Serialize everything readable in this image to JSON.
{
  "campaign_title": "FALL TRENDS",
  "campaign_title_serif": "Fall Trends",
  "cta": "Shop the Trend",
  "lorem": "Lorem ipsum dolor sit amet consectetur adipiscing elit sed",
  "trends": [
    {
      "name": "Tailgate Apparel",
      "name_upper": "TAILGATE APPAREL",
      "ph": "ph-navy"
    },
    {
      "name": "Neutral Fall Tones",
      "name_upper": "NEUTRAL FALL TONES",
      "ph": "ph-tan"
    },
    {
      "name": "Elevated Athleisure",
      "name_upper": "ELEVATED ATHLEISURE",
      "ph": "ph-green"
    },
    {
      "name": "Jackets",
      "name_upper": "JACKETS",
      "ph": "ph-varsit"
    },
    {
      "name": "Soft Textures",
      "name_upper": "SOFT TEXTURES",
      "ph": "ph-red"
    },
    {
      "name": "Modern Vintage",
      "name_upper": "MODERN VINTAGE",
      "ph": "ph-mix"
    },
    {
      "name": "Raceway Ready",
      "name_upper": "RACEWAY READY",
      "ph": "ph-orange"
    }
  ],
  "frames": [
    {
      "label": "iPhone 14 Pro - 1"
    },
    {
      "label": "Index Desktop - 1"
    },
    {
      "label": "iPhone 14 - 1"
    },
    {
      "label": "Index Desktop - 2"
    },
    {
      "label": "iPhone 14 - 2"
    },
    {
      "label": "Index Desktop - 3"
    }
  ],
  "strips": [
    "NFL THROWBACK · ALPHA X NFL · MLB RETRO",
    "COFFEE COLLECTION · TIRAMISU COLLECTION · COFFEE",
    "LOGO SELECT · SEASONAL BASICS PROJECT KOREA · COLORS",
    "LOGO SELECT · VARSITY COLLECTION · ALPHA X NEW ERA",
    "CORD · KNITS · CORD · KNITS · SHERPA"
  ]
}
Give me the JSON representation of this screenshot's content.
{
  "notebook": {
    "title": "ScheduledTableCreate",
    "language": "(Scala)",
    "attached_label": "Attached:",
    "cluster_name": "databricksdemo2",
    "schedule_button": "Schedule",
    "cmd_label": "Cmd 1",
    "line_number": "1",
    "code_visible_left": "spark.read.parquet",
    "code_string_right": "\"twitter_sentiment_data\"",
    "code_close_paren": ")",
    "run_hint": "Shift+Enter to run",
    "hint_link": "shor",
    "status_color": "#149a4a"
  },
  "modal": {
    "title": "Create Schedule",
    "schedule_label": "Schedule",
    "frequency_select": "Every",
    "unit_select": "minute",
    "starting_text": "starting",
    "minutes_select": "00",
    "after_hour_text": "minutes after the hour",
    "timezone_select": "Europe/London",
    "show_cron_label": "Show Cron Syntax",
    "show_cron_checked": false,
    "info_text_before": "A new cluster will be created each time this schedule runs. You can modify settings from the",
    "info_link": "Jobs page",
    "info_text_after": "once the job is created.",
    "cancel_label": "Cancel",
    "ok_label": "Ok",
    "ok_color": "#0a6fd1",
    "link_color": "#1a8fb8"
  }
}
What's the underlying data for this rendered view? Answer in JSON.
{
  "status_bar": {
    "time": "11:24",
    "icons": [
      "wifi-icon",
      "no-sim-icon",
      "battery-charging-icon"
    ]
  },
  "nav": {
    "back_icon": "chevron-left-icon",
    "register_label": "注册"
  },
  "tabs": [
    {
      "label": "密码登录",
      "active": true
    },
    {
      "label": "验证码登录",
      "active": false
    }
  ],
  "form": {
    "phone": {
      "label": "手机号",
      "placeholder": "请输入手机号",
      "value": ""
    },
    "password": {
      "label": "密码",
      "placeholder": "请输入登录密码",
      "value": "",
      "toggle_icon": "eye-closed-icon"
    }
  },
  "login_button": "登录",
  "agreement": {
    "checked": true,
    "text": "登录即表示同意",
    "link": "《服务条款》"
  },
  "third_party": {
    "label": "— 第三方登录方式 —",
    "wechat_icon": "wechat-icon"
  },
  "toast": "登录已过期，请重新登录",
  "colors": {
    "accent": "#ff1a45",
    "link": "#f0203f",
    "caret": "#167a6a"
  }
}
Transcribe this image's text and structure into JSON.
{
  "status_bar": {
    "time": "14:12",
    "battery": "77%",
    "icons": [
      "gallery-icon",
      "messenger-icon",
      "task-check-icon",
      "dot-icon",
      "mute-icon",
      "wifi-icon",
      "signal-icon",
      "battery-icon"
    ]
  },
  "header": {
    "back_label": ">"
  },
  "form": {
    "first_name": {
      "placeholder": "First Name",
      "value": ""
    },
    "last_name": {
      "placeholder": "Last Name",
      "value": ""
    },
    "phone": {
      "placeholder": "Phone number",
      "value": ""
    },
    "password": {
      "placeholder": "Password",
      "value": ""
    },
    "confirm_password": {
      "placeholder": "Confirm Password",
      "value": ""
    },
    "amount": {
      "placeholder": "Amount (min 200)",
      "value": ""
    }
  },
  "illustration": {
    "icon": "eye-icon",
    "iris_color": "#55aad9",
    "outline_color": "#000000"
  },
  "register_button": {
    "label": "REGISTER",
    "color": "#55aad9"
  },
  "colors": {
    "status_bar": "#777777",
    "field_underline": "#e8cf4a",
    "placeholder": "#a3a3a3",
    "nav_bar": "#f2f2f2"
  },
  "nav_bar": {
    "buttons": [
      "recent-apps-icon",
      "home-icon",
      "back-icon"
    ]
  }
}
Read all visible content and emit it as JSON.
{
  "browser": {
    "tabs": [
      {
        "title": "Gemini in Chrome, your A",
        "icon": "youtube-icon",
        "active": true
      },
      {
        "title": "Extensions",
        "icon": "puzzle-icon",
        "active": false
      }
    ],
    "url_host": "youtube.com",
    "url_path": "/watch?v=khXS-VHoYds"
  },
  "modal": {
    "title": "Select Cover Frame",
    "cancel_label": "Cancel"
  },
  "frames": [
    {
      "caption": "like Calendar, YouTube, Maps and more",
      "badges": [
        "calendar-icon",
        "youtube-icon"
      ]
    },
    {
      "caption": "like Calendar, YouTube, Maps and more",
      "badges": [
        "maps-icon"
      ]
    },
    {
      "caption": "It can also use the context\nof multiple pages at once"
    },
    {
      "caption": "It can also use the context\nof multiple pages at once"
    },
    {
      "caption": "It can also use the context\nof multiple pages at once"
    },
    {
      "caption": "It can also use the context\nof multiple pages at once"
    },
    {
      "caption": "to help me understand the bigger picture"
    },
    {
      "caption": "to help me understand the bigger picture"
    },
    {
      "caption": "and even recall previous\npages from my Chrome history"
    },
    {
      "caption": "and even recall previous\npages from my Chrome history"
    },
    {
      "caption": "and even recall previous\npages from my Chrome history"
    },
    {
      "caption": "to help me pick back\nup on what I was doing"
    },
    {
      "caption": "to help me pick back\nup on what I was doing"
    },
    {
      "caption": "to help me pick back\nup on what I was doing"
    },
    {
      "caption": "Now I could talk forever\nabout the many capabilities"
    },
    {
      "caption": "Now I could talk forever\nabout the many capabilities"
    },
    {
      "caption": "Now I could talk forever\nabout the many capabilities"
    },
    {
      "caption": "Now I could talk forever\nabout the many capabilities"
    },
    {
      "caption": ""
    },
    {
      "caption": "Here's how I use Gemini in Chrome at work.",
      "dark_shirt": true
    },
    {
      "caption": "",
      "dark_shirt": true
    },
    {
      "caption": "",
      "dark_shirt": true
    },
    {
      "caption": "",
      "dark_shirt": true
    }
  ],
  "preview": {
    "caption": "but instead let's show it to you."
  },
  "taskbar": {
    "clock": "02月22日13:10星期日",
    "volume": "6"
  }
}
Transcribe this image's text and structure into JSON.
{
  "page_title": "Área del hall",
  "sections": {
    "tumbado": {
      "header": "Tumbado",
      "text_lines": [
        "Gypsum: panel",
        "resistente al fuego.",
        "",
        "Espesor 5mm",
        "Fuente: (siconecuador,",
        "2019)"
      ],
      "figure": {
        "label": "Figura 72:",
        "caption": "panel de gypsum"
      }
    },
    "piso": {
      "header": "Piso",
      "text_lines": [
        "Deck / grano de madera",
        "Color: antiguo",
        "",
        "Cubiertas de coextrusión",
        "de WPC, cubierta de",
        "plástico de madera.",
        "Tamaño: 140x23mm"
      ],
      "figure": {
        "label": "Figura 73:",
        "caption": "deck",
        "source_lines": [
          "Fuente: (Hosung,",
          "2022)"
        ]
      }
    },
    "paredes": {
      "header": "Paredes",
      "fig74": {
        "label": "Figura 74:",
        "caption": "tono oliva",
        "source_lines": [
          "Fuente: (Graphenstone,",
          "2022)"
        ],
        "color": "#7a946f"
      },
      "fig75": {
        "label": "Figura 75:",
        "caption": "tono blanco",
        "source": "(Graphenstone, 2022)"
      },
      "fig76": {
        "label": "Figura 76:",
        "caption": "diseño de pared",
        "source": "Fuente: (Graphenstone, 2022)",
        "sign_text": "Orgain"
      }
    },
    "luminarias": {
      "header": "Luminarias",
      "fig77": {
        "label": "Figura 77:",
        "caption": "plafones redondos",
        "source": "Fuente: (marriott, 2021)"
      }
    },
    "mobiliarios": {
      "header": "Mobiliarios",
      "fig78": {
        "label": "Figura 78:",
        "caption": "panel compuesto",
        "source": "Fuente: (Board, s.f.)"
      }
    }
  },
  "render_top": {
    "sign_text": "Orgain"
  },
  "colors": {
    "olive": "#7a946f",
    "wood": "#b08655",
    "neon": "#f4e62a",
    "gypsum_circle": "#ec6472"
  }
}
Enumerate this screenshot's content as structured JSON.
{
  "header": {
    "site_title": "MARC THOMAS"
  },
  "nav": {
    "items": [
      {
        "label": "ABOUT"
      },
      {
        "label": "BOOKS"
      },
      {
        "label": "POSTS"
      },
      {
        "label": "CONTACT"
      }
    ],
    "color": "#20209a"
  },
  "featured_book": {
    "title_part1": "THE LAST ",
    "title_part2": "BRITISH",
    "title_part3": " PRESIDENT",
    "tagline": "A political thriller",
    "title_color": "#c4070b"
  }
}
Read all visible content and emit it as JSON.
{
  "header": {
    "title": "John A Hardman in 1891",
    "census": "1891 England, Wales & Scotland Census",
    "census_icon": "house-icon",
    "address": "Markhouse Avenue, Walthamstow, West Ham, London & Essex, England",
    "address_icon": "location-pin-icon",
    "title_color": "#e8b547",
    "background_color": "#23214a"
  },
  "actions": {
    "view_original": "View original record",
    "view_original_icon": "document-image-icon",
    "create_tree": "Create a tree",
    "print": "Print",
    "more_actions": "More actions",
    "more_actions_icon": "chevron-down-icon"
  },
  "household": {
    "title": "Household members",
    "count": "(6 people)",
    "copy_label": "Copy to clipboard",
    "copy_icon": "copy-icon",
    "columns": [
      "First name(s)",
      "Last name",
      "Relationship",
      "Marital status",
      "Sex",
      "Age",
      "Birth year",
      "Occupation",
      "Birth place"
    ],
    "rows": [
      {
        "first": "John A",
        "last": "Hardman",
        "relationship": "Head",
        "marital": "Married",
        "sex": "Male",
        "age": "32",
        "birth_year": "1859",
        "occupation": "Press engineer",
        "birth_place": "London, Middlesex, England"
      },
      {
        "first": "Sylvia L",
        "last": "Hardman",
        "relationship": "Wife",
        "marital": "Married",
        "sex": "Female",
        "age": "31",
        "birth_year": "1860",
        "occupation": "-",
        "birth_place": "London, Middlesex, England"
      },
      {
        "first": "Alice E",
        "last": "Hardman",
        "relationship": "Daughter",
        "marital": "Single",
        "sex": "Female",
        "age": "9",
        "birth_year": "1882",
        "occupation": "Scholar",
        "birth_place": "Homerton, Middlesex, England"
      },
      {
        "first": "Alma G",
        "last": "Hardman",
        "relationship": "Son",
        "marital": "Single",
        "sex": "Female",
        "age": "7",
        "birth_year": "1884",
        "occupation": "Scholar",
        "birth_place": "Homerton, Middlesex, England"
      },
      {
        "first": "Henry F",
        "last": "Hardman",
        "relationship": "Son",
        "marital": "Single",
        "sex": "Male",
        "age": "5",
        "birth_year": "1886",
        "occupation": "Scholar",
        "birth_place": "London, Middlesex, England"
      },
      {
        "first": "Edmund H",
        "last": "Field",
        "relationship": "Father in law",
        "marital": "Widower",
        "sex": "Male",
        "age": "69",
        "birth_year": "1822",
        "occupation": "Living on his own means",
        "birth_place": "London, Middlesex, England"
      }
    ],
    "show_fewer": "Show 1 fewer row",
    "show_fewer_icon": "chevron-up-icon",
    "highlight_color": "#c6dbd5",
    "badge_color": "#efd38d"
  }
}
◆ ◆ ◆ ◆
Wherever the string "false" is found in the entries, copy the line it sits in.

_Expected output:_
    "show_cron_checked": false,
      "active": false
        "active": false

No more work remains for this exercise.